Sunday 29th May 2011
Birding in Warwickshire can be a bit samey away from reservoirs and old gravel workings. Particularly with songbirds in decline. I got quite excited yesterday hearing 3 Lesser Whitethroats singing in the hedges along my walk around Caldecote Hall, between Nuneaton and Atherstone. Birds were few and far between, keeping down in the strong wind. I heard a few Whitethroats and saw a small flock of Linnets and a dozen or so Skylarks. So nothing unusual, its times like these that the mind starts to wander, imagining what might be on the track just round the next bend or perched up in the next group of bushes. What comes into your mind comes into my mind are species which are extremely unlikely but just possible. In the past it might have included Wryneck or Golden Oriole but now I'd be happy to see a Turtle dove or Spotted Flycatcher in North Warwickshire. The fantasy list has got bigger. So, back in the real world I was also pleased to find a pair of Grey Partridge on the walk. Other species encountered included a single Yellow Wagtail, 6 Stock Doves, a pair of Lapwing, a Yellowhammer and the a couple of Kestrel. Corvids were well represented paticularly Magpies and Jackdaws, the numbers of both have increased dramatically in my area in recent years. They must be heavily predating ground nesting species at the moment in these dry conditions. Even the Wheat is barely a foot high and many other crops with the exception of Oil seed Rape has barely germinated, offering very little cover for nesting birds.

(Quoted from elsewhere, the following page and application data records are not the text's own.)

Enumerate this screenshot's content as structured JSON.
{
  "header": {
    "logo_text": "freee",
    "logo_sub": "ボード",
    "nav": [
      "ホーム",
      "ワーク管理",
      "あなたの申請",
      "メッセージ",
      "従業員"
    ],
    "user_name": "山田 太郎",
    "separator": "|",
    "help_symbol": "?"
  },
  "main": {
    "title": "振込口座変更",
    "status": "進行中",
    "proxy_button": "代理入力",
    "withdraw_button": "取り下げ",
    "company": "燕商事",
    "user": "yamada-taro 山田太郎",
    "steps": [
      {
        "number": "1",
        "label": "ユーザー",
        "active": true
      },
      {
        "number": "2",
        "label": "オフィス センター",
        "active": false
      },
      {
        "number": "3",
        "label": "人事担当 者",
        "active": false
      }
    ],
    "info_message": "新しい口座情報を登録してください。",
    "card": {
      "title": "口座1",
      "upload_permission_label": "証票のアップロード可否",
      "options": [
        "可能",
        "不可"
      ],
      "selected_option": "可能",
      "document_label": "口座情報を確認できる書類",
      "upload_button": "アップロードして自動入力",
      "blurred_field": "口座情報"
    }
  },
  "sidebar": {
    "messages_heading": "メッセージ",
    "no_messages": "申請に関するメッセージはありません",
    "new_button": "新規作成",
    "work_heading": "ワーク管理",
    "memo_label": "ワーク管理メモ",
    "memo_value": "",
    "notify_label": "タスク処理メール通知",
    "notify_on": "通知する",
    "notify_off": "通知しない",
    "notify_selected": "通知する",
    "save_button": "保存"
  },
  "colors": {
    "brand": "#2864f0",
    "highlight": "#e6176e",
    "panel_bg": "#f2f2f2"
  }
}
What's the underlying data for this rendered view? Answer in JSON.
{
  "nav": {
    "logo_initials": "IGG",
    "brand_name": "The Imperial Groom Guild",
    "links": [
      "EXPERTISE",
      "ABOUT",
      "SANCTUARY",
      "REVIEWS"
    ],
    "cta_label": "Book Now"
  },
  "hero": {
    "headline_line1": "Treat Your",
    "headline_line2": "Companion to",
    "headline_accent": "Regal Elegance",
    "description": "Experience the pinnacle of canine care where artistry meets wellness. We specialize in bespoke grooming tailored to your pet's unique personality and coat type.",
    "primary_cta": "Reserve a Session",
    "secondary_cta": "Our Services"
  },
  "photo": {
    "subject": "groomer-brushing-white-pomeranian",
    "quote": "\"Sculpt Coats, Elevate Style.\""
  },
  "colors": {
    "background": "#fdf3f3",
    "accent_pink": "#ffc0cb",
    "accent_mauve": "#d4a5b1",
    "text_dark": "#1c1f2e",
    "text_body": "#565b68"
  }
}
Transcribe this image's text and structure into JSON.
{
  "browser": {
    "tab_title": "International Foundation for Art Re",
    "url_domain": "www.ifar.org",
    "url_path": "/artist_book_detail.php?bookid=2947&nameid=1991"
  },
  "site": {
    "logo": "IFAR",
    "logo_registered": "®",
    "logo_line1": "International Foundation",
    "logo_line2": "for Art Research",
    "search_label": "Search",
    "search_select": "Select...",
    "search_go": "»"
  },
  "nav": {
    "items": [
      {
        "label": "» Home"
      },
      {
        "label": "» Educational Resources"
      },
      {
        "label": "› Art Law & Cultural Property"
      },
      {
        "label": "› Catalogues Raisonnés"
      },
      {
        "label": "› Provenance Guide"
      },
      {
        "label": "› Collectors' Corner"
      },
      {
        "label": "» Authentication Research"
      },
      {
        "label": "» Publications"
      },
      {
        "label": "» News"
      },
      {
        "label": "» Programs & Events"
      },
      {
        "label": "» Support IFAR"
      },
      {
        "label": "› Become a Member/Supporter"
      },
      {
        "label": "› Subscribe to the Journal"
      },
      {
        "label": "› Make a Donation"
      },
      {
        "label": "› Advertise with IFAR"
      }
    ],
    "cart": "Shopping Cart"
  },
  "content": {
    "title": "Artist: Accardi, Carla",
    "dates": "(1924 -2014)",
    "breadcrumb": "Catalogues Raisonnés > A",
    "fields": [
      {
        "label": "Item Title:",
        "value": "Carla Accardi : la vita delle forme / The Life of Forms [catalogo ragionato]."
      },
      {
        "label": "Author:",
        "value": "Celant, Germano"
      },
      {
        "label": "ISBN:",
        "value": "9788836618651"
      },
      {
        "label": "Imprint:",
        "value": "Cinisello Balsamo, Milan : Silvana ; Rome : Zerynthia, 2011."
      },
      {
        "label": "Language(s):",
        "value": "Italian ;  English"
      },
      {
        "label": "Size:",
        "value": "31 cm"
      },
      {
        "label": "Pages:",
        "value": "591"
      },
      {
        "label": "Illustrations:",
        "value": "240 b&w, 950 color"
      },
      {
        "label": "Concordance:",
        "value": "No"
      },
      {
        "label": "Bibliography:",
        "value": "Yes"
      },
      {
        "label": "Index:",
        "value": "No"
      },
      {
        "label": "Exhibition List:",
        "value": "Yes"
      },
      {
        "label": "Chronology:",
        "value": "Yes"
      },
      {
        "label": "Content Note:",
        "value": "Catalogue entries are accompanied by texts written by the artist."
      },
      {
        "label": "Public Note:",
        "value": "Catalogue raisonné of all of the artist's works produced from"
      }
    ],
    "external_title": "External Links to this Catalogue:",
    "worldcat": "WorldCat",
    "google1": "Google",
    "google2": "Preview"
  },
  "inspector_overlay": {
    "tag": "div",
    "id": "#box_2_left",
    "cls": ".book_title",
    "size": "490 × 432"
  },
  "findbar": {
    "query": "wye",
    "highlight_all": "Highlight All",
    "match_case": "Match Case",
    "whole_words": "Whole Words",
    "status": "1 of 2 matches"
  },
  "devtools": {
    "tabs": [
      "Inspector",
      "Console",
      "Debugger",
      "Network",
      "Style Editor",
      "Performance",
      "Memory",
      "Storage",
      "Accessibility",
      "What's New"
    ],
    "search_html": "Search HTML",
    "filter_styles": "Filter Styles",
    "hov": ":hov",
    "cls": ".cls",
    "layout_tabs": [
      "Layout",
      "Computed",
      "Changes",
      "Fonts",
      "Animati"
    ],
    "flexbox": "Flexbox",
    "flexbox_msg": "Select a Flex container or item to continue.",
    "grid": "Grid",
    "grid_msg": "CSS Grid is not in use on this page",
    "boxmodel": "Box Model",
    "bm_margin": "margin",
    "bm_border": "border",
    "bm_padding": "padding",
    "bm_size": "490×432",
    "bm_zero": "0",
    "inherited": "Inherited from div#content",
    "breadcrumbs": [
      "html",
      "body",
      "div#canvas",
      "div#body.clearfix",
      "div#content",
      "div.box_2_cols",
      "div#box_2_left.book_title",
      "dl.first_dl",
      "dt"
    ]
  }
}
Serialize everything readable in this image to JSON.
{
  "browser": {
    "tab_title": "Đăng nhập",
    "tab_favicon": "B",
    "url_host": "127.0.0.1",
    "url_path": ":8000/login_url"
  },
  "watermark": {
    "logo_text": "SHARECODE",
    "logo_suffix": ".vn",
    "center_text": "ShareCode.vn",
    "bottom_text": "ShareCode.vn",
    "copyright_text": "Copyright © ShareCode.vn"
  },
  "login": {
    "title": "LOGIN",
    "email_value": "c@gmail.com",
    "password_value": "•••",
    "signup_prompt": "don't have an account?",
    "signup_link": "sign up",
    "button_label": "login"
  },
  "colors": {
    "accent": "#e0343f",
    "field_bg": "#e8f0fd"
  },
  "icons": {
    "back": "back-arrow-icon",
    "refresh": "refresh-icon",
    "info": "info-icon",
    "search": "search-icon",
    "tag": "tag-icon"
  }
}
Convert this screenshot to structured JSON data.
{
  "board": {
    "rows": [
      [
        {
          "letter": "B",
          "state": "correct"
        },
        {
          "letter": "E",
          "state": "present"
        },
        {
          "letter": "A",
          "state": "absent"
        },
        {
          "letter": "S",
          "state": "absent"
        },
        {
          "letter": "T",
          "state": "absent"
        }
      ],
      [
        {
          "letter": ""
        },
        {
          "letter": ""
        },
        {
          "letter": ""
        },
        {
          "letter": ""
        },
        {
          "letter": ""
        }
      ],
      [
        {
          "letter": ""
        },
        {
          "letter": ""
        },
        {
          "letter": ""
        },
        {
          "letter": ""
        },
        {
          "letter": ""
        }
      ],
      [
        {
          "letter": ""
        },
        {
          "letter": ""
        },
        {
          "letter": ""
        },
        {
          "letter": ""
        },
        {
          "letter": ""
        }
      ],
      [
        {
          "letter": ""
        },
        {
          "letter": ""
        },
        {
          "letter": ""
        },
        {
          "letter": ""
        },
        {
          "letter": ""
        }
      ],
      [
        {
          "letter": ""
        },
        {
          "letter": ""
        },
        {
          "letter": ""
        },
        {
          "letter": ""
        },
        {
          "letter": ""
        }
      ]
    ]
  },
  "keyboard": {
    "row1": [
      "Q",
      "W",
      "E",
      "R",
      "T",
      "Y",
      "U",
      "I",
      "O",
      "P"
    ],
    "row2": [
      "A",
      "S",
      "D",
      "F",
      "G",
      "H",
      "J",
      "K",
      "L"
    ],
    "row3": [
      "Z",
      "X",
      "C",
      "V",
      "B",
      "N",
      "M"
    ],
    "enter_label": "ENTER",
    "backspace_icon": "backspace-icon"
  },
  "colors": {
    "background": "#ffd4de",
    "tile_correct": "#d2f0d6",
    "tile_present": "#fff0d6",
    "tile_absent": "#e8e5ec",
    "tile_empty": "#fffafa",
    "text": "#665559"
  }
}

The walk also produced a Grass Snake which moved very slowly through some long grass at the edge of one of the Wheatfields.